◆ Problem to work on: Each entry below needs to be copied exactly, with nothing dropped.

◆ Data for the task:
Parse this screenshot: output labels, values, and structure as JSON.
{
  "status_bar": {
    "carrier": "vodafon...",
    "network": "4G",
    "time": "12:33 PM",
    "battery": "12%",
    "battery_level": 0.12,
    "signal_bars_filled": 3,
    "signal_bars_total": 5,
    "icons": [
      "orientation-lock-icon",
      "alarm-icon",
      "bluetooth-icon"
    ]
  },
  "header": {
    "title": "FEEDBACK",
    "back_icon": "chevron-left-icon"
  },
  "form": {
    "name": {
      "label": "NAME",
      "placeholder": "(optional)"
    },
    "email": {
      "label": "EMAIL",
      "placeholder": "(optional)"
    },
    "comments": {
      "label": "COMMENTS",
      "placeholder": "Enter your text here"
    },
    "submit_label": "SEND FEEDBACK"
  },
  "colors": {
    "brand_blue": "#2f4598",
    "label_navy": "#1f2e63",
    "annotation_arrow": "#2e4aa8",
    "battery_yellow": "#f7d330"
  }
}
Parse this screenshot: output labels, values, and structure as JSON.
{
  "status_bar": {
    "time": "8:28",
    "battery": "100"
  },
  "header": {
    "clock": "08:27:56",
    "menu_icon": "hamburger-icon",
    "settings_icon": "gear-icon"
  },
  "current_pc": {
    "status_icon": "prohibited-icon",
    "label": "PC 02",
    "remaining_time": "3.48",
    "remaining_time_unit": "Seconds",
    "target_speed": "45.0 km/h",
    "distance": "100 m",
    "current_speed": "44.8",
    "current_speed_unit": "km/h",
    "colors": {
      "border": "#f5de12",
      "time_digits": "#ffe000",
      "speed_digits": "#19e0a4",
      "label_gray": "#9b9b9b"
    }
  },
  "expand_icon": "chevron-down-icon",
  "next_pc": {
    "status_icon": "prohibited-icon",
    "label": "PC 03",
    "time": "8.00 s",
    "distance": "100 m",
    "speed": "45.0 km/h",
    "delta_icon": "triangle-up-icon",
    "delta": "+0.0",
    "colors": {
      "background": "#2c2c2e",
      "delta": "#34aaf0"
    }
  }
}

◆ Solution to the exercise:
Parse this screenshot: output labels, values, and structure as JSON.
{
  "status_bar": {
    "carrier": "vodafon...",
    "network": "4G",
    "time": "12:33 PM",
    "battery": "12%",
    "battery_level": 0.12,
    "signal_bars_filled": 3,
    "signal_bars_total": 5,
    "icons": [
      "orientation-lock-icon",
      "alarm-icon",
      "bluetooth-icon"
    ]
  },
  "header": {
    "title": "FEEDBACK",
    "back_icon": "chevron-left-icon"
  },
  "form": {
    "name": {
      "label": "NAME",
      "placeholder": "(optional)"
    },
    "email": {
      "label": "EMAIL",
      "placeholder": "(optional)"
    },
    "comments": {
      "label": "COMMENTS",
      "placeholder": "Enter your text here"
    },
    "submit_label": "SEND FEEDBACK"
  },
  "colors": {
    "brand_blue": "#2f4598",
    "label_navy": "#1f2e63",
    "annotation_arrow": "#2e4aa8",
    "battery_yellow": "#f7d330"
  }
}
Parse this screenshot: output labels, values, and structure as JSON.
{
  "status_bar": {
    "time": "8:28",
    "battery": "100"
  },
  "header": {
    "clock": "08:27:56",
    "menu_icon": "hamburger-icon",
    "settings_icon": "gear-icon"
  },
  "current_pc": {
    "status_icon": "prohibited-icon",
    "label": "PC 02",
    "remaining_time": "3.48",
    "remaining_time_unit": "Seconds",
    "target_speed": "45.0 km/h",
    "distance": "100 m",
    "current_speed": "44.8",
    "current_speed_unit": "km/h",
    "colors": {
      "border": "#f5de12",
      "time_digits": "#ffe000",
      "speed_digits": "#19e0a4",
      "label_gray": "#9b9b9b"
    }
  },
  "expand_icon": "chevron-down-icon",
  "next_pc": {
    "status_icon": "prohibited-icon",
    "label": "PC 03",
    "time": "8.00 s",
    "distance": "100 m",
    "speed": "45.0 km/h",
    "delta_icon": "triangle-up-icon",
    "delta": "+0.0",
    "colors": {
      "background": "#2c2c2e",
      "delta": "#34aaf0"
    }
  }
}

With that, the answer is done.